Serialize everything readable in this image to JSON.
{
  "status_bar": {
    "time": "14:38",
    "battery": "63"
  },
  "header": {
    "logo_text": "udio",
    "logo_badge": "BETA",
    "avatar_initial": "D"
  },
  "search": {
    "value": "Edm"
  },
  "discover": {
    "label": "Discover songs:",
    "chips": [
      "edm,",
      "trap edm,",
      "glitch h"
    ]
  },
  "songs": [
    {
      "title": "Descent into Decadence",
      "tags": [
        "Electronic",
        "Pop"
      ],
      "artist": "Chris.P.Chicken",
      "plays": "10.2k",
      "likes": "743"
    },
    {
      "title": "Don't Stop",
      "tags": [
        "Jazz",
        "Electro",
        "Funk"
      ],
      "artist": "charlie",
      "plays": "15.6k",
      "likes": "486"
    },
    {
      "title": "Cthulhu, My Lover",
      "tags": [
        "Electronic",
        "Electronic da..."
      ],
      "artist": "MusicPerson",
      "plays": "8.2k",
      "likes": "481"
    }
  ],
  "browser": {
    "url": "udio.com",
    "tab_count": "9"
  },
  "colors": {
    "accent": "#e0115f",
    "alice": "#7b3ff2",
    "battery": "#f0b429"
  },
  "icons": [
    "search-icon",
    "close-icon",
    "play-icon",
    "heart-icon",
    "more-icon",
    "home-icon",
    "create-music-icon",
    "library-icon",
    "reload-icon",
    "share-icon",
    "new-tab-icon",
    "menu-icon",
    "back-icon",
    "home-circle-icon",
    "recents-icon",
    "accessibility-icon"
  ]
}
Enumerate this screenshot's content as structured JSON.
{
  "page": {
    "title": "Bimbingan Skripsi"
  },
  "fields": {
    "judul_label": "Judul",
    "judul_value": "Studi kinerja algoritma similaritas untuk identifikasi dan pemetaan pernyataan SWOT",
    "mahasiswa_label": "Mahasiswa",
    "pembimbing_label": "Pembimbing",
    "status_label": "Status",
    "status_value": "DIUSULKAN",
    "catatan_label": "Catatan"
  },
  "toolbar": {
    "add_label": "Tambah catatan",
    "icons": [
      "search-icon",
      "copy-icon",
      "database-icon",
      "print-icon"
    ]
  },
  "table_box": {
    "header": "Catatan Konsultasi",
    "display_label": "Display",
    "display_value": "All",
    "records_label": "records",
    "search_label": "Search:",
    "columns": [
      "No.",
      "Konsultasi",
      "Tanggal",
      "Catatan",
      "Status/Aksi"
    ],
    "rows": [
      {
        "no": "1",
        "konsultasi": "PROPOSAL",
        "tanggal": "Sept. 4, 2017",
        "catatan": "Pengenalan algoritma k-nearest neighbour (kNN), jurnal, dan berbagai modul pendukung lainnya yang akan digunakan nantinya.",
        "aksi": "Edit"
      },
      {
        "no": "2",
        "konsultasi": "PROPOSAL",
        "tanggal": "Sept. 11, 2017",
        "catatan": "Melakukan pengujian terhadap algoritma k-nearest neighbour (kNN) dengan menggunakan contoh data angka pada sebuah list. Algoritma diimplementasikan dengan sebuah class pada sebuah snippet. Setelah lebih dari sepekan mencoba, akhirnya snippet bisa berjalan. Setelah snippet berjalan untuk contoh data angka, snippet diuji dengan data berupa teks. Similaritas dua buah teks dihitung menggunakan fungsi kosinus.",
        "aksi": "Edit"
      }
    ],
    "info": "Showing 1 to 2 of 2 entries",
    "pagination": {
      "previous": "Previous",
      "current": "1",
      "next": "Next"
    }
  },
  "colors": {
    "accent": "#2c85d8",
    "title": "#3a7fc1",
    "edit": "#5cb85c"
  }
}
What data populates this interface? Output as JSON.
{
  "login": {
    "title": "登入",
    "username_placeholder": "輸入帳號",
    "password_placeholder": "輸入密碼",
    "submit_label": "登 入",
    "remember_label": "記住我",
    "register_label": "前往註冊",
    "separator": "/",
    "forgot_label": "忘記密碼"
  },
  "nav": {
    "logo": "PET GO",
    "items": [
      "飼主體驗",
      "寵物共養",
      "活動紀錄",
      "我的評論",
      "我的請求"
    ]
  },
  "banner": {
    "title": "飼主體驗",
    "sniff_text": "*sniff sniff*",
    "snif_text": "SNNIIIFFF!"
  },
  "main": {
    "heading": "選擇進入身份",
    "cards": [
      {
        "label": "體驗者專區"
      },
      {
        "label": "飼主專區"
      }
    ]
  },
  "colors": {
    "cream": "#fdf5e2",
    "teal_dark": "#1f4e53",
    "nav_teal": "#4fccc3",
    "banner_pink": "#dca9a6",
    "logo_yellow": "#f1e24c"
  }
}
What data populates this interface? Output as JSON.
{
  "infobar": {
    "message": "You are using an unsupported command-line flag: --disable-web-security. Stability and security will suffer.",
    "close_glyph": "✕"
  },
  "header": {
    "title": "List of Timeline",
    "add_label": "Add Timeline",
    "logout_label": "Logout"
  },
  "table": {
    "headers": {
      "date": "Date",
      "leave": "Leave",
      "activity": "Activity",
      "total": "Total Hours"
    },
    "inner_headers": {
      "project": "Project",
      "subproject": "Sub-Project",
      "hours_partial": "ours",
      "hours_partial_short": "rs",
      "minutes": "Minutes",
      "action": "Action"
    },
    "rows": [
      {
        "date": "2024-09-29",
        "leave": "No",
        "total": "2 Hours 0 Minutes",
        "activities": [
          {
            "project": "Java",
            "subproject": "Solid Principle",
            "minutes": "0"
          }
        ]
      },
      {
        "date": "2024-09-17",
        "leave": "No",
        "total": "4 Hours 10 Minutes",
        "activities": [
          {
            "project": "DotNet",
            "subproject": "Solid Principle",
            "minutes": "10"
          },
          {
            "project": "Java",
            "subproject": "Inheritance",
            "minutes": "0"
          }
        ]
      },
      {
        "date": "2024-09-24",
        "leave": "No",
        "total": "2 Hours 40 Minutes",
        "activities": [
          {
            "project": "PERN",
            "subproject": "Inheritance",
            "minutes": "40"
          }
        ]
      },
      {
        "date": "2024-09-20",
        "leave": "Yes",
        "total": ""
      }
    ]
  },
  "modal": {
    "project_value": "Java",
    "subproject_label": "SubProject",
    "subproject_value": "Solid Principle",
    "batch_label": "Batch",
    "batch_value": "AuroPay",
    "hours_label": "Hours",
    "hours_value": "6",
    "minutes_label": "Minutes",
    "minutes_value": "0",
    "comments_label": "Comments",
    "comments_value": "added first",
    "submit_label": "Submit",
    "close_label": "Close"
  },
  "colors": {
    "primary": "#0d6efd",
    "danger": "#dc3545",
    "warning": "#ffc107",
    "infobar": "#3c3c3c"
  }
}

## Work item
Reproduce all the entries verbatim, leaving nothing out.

## Completed exercise
Serialize everything readable in this image to JSON.
{
  "status_bar": {
    "time": "14:38",
    "battery": "63"
  },
  "header": {
    "logo_text": "udio",
    "logo_badge": "BETA",
    "avatar_initial": "D"
  },
  "search": {
    "value": "Edm"
  },
  "discover": {
    "label": "Discover songs:",
    "chips": [
      "edm,",
      "trap edm,",
      "glitch h"
    ]
  },
  "songs": [
    {
      "title": "Descent into Decadence",
      "tags": [
        "Electronic",
        "Pop"
      ],
      "artist": "Chris.P.Chicken",
      "plays": "10.2k",
      "likes": "743"
    },
    {
      "title": "Don't Stop",
      "tags": [
        "Jazz",
        "Electro",
        "Funk"
      ],
      "artist": "charlie",
      "plays": "15.6k",
      "likes": "486"
    },
    {
      "title": "Cthulhu, My Lover",
      "tags": [
        "Electronic",
        "Electronic da..."
      ],
      "artist": "MusicPerson",
      "plays": "8.2k",
      "likes": "481"
    }
  ],
  "browser": {
    "url": "udio.com",
    "tab_count": "9"
  },
  "colors": {
    "accent": "#e0115f",
    "alice": "#7b3ff2",
    "battery": "#f0b429"
  },
  "icons": [
    "search-icon",
    "close-icon",
    "play-icon",
    "heart-icon",
    "more-icon",
    "home-icon",
    "create-music-icon",
    "library-icon",
    "reload-icon",
    "share-icon",
    "new-tab-icon",
    "menu-icon",
    "back-icon",
    "home-circle-icon",
    "recents-icon",
    "accessibility-icon"
  ]
}
Enumerate this screenshot's content as structured JSON.
{
  "page": {
    "title": "Bimbingan Skripsi"
  },
  "fields": {
    "judul_label": "Judul",
    "judul_value": "Studi kinerja algoritma similaritas untuk identifikasi dan pemetaan pernyataan SWOT",
    "mahasiswa_label": "Mahasiswa",
    "pembimbing_label": "Pembimbing",
    "status_label": "Status",
    "status_value": "DIUSULKAN",
    "catatan_label": "Catatan"
  },
  "toolbar": {
    "add_label": "Tambah catatan",
    "icons": [
      "search-icon",
      "copy-icon",
      "database-icon",
      "print-icon"
    ]
  },
  "table_box": {
    "header": "Catatan Konsultasi",
    "display_label": "Display",
    "display_value": "All",
    "records_label": "records",
    "search_label": "Search:",
    "columns": [
      "No.",
      "Konsultasi",
      "Tanggal",
      "Catatan",
      "Status/Aksi"
    ],
    "rows": [
      {
        "no": "1",
        "konsultasi": "PROPOSAL",
        "tanggal": "Sept. 4, 2017",
        "catatan": "Pengenalan algoritma k-nearest neighbour (kNN), jurnal, dan berbagai modul pendukung lainnya yang akan digunakan nantinya.",
        "aksi": "Edit"
      },
      {
        "no": "2",
        "konsultasi": "PROPOSAL",
        "tanggal": "Sept. 11, 2017",
        "catatan": "Melakukan pengujian terhadap algoritma k-nearest neighbour (kNN) dengan menggunakan contoh data angka pada sebuah list. Algoritma diimplementasikan dengan sebuah class pada sebuah snippet. Setelah lebih dari sepekan mencoba, akhirnya snippet bisa berjalan. Setelah snippet berjalan untuk contoh data angka, snippet diuji dengan data berupa teks. Similaritas dua buah teks dihitung menggunakan fungsi kosinus.",
        "aksi": "Edit"
      }
    ],
    "info": "Showing 1 to 2 of 2 entries",
    "pagination": {
      "previous": "Previous",
      "current": "1",
      "next": "Next"
    }
  },
  "colors": {
    "accent": "#2c85d8",
    "title": "#3a7fc1",
    "edit": "#5cb85c"
  }
}
What data populates this interface? Output as JSON.
{
  "login": {
    "title": "登入",
    "username_placeholder": "輸入帳號",
    "password_placeholder": "輸入密碼",
    "submit_label": "登 入",
    "remember_label": "記住我",
    "register_label": "前往註冊",
    "separator": "/",
    "forgot_label": "忘記密碼"
  },
  "nav": {
    "logo": "PET GO",
    "items": [
      "飼主體驗",
      "寵物共養",
      "活動紀錄",
      "我的評論",
      "我的請求"
    ]
  },
  "banner": {
    "title": "飼主體驗",
    "sniff_text": "*sniff sniff*",
    "snif_text": "SNNIIIFFF!"
  },
  "main": {
    "heading": "選擇進入身份",
    "cards": [
      {
        "label": "體驗者專區"
      },
      {
        "label": "飼主專區"
      }
    ]
  },
  "colors": {
    "cream": "#fdf5e2",
    "teal_dark": "#1f4e53",
    "nav_teal": "#4fccc3",
    "banner_pink": "#dca9a6",
    "logo_yellow": "#f1e24c"
  }
}
What data populates this interface? Output as JSON.
{
  "infobar": {
    "message": "You are using an unsupported command-line flag: --disable-web-security. Stability and security will suffer.",
    "close_glyph": "✕"
  },
  "header": {
    "title": "List of Timeline",
    "add_label": "Add Timeline",
    "logout_label": "Logout"
  },
  "table": {
    "headers": {
      "date": "Date",
      "leave": "Leave",
      "activity": "Activity",
      "total": "Total Hours"
    },
    "inner_headers": {
      "project": "Project",
      "subproject": "Sub-Project",
      "hours_partial": "ours",
      "hours_partial_short": "rs",
      "minutes": "Minutes",
      "action": "Action"
    },
    "rows": [
      {
        "date": "2024-09-29",
        "leave": "No",
        "total": "2 Hours 0 Minutes",
        "activities": [
          {
            "project": "Java",
            "subproject": "Solid Principle",
            "minutes": "0"
          }
        ]
      },
      {
        "date": "2024-09-17",
        "leave": "No",
        "total": "4 Hours 10 Minutes",
        "activities": [
          {
            "project": "DotNet",
            "subproject": "Solid Principle",
            "minutes": "10"
          },
          {
            "project": "Java",
            "subproject": "Inheritance",
            "minutes": "0"
          }
        ]
      },
      {
        "date": "2024-09-24",
        "leave": "No",
        "total": "2 Hours 40 Minutes",
        "activities": [
          {
            "project": "PERN",
            "subproject": "Inheritance",
            "minutes": "40"
          }
        ]
      },
      {
        "date": "2024-09-20",
        "leave": "Yes",
        "total": ""
      }
    ]
  },
  "modal": {
    "project_value": "Java",
    "subproject_label": "SubProject",
    "subproject_value": "Solid Principle",
    "batch_label": "Batch",
    "batch_value": "AuroPay",
    "hours_label": "Hours",
    "hours_value": "6",
    "minutes_label": "Minutes",
    "minutes_value": "0",
    "comments_label": "Comments",
    "comments_value": "added first",
    "submit_label": "Submit",
    "close_label": "Close"
  },
  "colors": {
    "primary": "#0d6efd",
    "danger": "#dc3545",
    "warning": "#ffc107",
    "infobar": "#3c3c3c"
  }
}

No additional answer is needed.